Nour: We have this conversation daily at the moment! It’s a love-hate relationship! At one point we felt like we had to jump into NFTs as a gallery because it seemed like it was something galleries were doing, but more and more we’re feeling like that’s not necessarily the case anymore. The collector base for NFTs is very different from the collector base of physical art and people that come into our gallery mostly see absolutely no harmony between the two. For me, the only value of an NFT would be to have a smart contract so that when someone buys the physical artwork, they have that digital certificate. Other than that, right now, I’m not seeing any other significance around it for us.
Aal: Even our artists are not interested in it. We had an offer for a really interesting NFT project, and we approached our artists to ask them what they thought and they weren’t interested at all. Some of them have tried it of course, but I think new artists are more interested in it than established artists.
What is in the pipeline for the gallery in 2023?
Nour: We have some interesting things coming up, but I can’t give you too many details just yet. We have a very cool collaboration coming up with a big group of restaurants, so we’re looking forward to that. We have some cool shows coming up, we have another collaboration with one of our artists and a car company. We are in talks with a lot of different places and people, we have a lot of plans, but they are not all confirmed yet. We look forward to building on the success of our artists and showcasing them to this region and it is our job to make sure they are represented well. When they are happy, we are happy!
What’s a message that you would send to our readers to invite them to the art space?

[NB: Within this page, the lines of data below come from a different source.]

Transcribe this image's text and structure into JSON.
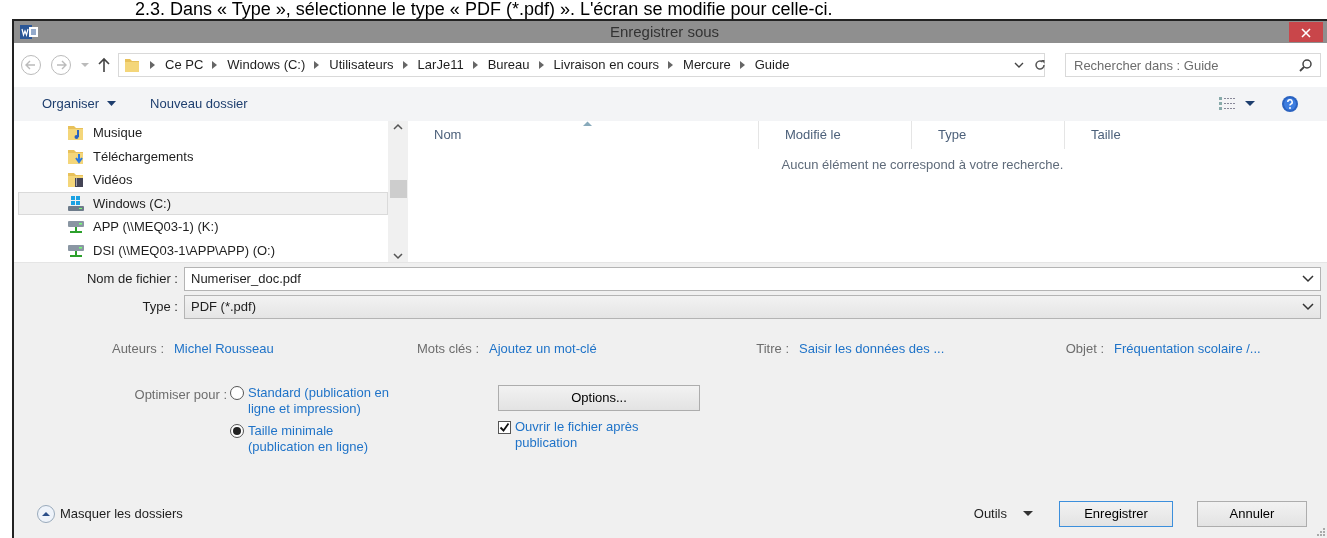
{
  "caption": "2.3.  Dans « Type », sélectionne le type « PDF (*.pdf) ». L'écran se modifie pour celle-ci.",
  "window": {
    "title": "Enregistrer sous"
  },
  "address": {
    "path": [
      "Ce PC",
      "Windows (C:)",
      "Utilisateurs",
      "LarJe11",
      "Bureau",
      "Livraison en cours",
      "Mercure",
      "Guide"
    ]
  },
  "search": {
    "placeholder": "Rechercher dans : Guide"
  },
  "toolbar": {
    "organize": "Organiser",
    "new_folder": "Nouveau dossier"
  },
  "sidebar": {
    "items": [
      {
        "label": "Musique",
        "kind": "music",
        "selected": false
      },
      {
        "label": "Téléchargements",
        "kind": "download",
        "selected": false
      },
      {
        "label": "Vidéos",
        "kind": "video",
        "selected": false
      },
      {
        "label": "Windows (C:)",
        "kind": "drive",
        "selected": true
      },
      {
        "label": "APP (\\\\MEQ03-1) (K:)",
        "kind": "network",
        "selected": false
      },
      {
        "label": "DSI (\\\\MEQ03-1\\APP\\APP) (O:)",
        "kind": "network",
        "selected": false
      }
    ]
  },
  "file_list": {
    "columns": [
      {
        "label": "Nom",
        "sorted": true
      },
      {
        "label": "Modifié le",
        "sorted": false
      },
      {
        "label": "Type",
        "sorted": false
      },
      {
        "label": "Taille",
        "sorted": false
      }
    ],
    "empty_message": "Aucun élément ne correspond à votre recherche."
  },
  "filename": {
    "label": "Nom de fichier :",
    "value": "Numeriser_doc.pdf"
  },
  "file_type": {
    "label": "Type :",
    "value": "PDF (*.pdf)"
  },
  "metadata": [
    {
      "label": "Auteurs :",
      "value": "Michel Rousseau"
    },
    {
      "label": "Mots clés :",
      "value": "Ajoutez un mot-clé"
    },
    {
      "label": "Titre :",
      "value": "Saisir les données des ..."
    },
    {
      "label": "Objet :",
      "value": "Fréquentation scolaire /..."
    }
  ],
  "optimize": {
    "label": "Optimiser pour :",
    "options": [
      {
        "label": "Standard (publication en ligne et impression)",
        "selected": false
      },
      {
        "label": "Taille minimale (publication en ligne)",
        "selected": true
      }
    ]
  },
  "options_button": "Options...",
  "open_after": {
    "label": "Ouvrir le fichier après publication",
    "checked": true
  },
  "hide_folders": "Masquer les dossiers",
  "tools": "Outils",
  "buttons": [
    {
      "label": "Enregistrer",
      "default": true
    },
    {
      "label": "Annuler",
      "default": false
    }
  ]
}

Aal: We love to have new collectors visiting our gallery. We would love to help them choose the right artist and put their money in the right place, whatever their budget. We are committed to growing their collection. Other than that, as we said, we have very happy art so it’s good to come and visit the gallery and experience our art even if it’s not to buy anything. Come and visit us even if you want some advice on what to collect, and how to collect, we are open to everyone.
Nour: When we opened our gallery one of the thoughts, we had was that art galleries in general are not very approachable, they can be an intimidating space to be in. And so we always said we wanted to ensure our gallery was more approachable, to make sure people are comfortable to walk in to ask questions, not just to buy, but to actually be educated. We were all young collectors once, we all had that feeling of intimidation walking in, and so we want people to feel welcome and to feel like they can walk in any time and ask questions. We cater to all budgets, we have a wide range of prices, and our biggest goal is to make those who come in and say they don’t really know about art, make them fall in love with art. We want to break the stigma and invite those who want to buy art but may be shy to do it.